■ Task requirements
In the entries below, count each line where "Ufficio" appears. Give the total and nothing more.

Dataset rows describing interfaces
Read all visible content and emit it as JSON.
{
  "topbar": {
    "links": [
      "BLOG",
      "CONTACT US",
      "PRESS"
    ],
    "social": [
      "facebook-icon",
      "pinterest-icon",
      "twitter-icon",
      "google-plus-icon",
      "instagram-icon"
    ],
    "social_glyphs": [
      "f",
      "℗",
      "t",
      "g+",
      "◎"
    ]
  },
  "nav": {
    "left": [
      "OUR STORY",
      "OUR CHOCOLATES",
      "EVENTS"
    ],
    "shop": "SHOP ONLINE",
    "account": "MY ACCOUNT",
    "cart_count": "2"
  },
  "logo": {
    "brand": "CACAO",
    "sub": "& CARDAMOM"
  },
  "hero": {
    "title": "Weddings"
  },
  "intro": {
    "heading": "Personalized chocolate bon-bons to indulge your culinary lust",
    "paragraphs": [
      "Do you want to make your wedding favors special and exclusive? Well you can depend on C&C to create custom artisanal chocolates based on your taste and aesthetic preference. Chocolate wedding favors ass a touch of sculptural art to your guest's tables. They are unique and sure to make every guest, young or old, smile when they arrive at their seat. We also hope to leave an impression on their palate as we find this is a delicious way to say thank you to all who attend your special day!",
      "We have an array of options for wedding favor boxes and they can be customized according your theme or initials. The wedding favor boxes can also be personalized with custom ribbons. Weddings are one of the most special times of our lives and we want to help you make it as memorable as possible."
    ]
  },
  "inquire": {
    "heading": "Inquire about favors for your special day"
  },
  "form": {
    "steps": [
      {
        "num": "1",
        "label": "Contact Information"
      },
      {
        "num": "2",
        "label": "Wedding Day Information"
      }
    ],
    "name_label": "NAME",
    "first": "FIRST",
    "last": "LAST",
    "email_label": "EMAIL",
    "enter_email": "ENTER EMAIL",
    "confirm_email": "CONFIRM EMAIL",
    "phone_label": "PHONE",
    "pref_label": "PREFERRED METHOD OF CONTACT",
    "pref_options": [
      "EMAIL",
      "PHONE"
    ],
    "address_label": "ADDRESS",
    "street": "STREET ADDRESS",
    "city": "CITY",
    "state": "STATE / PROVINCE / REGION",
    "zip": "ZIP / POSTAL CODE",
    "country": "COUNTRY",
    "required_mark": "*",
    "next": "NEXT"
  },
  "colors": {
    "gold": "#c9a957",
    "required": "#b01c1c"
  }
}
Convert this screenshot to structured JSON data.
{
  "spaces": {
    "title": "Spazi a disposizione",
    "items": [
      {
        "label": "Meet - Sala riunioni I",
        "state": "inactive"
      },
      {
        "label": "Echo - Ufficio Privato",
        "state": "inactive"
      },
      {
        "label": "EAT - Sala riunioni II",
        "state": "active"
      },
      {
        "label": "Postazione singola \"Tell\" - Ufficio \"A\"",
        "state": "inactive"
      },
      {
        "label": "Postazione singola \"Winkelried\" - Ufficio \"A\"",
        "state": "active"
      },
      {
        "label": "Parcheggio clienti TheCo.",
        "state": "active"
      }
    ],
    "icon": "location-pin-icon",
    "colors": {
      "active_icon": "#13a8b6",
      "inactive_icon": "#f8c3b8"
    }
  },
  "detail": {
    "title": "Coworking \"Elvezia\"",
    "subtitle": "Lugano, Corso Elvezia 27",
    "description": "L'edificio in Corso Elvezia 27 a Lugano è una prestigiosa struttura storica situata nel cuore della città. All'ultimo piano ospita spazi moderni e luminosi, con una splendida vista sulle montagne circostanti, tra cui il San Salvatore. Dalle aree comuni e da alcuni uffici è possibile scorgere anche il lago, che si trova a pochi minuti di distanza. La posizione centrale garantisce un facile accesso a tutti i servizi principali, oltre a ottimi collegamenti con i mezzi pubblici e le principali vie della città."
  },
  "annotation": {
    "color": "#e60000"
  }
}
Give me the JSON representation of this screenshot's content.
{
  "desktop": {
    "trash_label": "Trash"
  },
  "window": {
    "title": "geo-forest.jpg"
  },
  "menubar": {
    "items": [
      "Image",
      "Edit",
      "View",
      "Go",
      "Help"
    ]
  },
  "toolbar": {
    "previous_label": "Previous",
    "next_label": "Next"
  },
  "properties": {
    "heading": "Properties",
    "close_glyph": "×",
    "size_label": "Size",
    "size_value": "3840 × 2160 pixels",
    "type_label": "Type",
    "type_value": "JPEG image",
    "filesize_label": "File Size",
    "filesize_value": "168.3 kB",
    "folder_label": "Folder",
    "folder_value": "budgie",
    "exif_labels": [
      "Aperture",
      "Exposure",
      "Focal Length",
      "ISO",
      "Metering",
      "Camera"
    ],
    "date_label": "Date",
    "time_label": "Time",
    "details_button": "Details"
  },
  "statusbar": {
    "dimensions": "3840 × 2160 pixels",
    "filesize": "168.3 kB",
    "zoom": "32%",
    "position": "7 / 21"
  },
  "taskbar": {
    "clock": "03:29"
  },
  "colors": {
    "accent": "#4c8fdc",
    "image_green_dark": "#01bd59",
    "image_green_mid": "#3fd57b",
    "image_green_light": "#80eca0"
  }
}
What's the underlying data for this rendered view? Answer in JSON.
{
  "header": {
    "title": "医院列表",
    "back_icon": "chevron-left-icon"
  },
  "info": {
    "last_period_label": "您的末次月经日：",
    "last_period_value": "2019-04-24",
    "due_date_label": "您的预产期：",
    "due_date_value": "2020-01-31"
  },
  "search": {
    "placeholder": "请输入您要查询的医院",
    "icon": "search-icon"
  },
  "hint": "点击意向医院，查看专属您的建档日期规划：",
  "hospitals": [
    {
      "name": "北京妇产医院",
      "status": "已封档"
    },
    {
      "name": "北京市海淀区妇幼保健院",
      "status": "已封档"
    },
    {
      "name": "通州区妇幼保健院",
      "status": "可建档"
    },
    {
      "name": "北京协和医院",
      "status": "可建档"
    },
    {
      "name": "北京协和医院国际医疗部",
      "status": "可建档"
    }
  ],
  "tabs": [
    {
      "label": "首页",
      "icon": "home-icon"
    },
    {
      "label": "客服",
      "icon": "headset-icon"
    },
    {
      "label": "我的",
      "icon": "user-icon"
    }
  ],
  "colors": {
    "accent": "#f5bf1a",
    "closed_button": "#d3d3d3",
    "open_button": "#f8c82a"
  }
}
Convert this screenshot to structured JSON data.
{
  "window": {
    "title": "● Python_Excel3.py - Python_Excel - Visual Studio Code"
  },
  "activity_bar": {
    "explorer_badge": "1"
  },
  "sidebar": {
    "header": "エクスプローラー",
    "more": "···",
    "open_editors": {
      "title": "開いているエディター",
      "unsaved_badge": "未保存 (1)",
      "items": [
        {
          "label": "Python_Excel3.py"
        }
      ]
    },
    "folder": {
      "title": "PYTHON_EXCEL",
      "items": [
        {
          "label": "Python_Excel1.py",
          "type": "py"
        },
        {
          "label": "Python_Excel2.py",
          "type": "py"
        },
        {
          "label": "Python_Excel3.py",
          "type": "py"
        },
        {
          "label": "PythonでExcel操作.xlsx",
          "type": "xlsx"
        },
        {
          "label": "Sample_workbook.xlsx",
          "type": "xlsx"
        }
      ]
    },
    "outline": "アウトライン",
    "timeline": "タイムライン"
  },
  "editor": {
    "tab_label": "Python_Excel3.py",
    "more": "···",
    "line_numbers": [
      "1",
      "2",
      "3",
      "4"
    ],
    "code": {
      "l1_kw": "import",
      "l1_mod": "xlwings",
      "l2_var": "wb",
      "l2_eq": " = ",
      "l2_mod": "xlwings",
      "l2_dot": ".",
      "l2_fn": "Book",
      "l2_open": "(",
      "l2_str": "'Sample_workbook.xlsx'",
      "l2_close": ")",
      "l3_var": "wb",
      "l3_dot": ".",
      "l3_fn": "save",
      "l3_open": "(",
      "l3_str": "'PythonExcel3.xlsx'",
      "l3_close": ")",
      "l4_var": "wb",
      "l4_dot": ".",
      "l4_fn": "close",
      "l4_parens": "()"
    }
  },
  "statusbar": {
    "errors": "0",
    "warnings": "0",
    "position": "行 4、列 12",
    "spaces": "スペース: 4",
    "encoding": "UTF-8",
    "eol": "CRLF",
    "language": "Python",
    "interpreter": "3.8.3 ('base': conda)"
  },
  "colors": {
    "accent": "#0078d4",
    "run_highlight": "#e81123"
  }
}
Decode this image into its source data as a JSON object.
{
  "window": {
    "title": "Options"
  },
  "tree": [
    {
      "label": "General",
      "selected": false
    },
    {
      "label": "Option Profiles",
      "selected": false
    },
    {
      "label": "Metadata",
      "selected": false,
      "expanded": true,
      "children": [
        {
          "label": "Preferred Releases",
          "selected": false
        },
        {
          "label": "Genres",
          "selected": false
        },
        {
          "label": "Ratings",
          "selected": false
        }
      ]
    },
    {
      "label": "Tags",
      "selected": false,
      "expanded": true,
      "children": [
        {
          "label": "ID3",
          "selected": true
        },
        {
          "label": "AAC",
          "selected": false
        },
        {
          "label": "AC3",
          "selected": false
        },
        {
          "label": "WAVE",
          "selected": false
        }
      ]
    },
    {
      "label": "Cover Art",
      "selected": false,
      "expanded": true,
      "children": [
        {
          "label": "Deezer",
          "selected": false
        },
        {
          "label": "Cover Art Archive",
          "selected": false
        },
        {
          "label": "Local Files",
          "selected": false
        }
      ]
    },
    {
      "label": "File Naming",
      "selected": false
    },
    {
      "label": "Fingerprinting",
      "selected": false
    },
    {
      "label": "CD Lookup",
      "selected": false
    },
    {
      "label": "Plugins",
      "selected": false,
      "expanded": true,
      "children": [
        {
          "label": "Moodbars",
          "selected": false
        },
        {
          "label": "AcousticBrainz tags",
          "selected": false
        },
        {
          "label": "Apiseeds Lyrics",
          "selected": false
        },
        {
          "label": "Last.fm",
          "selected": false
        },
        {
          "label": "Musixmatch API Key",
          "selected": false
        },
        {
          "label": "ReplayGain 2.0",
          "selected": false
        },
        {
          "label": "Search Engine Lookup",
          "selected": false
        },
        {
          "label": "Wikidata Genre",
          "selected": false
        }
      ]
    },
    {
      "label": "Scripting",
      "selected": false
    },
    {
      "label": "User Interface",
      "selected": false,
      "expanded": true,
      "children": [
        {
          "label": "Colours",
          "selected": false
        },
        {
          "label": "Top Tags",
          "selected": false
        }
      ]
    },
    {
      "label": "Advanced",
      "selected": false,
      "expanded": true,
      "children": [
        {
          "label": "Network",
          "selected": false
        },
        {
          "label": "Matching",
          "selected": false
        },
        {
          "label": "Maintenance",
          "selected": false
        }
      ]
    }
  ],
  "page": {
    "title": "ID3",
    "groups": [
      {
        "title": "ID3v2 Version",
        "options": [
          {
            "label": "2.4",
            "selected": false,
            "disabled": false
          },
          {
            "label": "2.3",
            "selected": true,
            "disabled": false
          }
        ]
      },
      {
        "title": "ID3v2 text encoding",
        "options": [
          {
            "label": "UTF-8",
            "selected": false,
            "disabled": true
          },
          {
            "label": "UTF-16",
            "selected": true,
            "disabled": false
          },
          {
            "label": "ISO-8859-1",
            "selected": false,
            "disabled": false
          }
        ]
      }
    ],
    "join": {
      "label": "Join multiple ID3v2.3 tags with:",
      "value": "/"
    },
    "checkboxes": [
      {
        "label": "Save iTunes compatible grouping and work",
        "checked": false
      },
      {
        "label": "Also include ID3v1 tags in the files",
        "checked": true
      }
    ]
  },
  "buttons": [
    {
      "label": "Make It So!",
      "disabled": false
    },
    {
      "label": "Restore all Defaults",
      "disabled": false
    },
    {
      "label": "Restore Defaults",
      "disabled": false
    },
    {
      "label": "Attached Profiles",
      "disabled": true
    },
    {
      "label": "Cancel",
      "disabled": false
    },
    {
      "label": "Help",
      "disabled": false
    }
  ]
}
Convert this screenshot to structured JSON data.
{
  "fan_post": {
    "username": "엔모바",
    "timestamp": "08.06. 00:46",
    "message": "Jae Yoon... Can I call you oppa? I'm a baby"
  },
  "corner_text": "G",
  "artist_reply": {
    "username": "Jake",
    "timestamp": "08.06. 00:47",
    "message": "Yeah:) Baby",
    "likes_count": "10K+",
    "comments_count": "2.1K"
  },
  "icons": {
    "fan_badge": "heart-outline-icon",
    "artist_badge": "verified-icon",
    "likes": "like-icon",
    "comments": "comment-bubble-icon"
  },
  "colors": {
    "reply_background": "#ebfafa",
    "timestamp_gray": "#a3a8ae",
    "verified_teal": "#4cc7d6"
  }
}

■ Response below
3